INFORMATION below:

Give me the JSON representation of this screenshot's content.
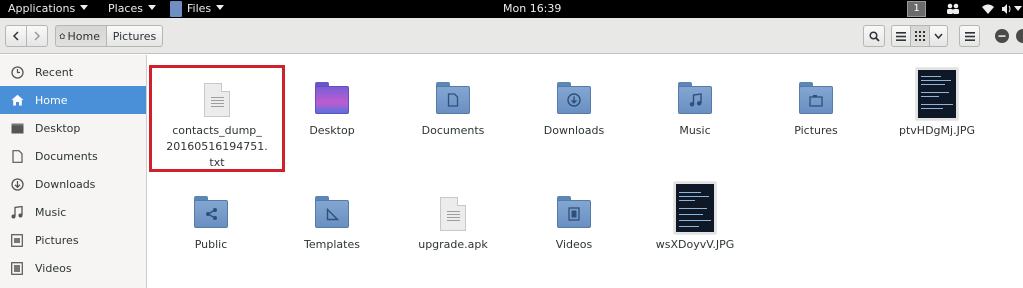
{
  "topbar": {
    "applications": "Applications",
    "places": "Places",
    "files": "Files",
    "clock": "Mon 16:39",
    "workspace": "1"
  },
  "headerbar": {
    "breadcrumbs": [
      "Home",
      "Pictures"
    ]
  },
  "sidebar": {
    "items": [
      {
        "label": "Recent",
        "icon": "recent-icon"
      },
      {
        "label": "Home",
        "icon": "home-icon",
        "active": true
      },
      {
        "label": "Desktop",
        "icon": "desktop-icon"
      },
      {
        "label": "Documents",
        "icon": "documents-icon"
      },
      {
        "label": "Downloads",
        "icon": "downloads-icon"
      },
      {
        "label": "Music",
        "icon": "music-icon"
      },
      {
        "label": "Pictures",
        "icon": "pictures-icon"
      },
      {
        "label": "Videos",
        "icon": "videos-icon"
      }
    ]
  },
  "files": [
    {
      "name": "contacts_dump_20160516194751.txt",
      "line1": "contacts_dump_",
      "line2": "20160516194751.",
      "line3": "txt",
      "type": "text-file",
      "highlighted": true
    },
    {
      "name": "Desktop",
      "type": "folder-desktop"
    },
    {
      "name": "Documents",
      "type": "folder-documents"
    },
    {
      "name": "Downloads",
      "type": "folder-downloads"
    },
    {
      "name": "Music",
      "type": "folder-music"
    },
    {
      "name": "Pictures",
      "type": "folder-pictures"
    },
    {
      "name": "ptvHDgMj.JPG",
      "type": "image-thumbnail"
    },
    {
      "name": "Public",
      "type": "folder-public"
    },
    {
      "name": "Templates",
      "type": "folder-templates"
    },
    {
      "name": "upgrade.apk",
      "type": "package-file"
    },
    {
      "name": "Videos",
      "type": "folder-videos"
    },
    {
      "name": "wsXDoyvV.JPG",
      "type": "image-thumbnail"
    }
  ],
  "colors": {
    "selection": "#4a90d9",
    "folder": "#6a90c2",
    "highlight_box": "#d0202a"
  }
}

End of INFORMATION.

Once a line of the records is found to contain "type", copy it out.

      "type": "text-file",
      "type": "folder-desktop"
      "type": "folder-documents"
      "type": "folder-downloads"
      "type": "folder-music"
      "type": "folder-pictures"
      "type": "image-thumbnail"
      "type": "folder-public"
      "type": "folder-templates"
      "type": "package-file"
      "type": "folder-videos"
      "type": "image-thumbnail"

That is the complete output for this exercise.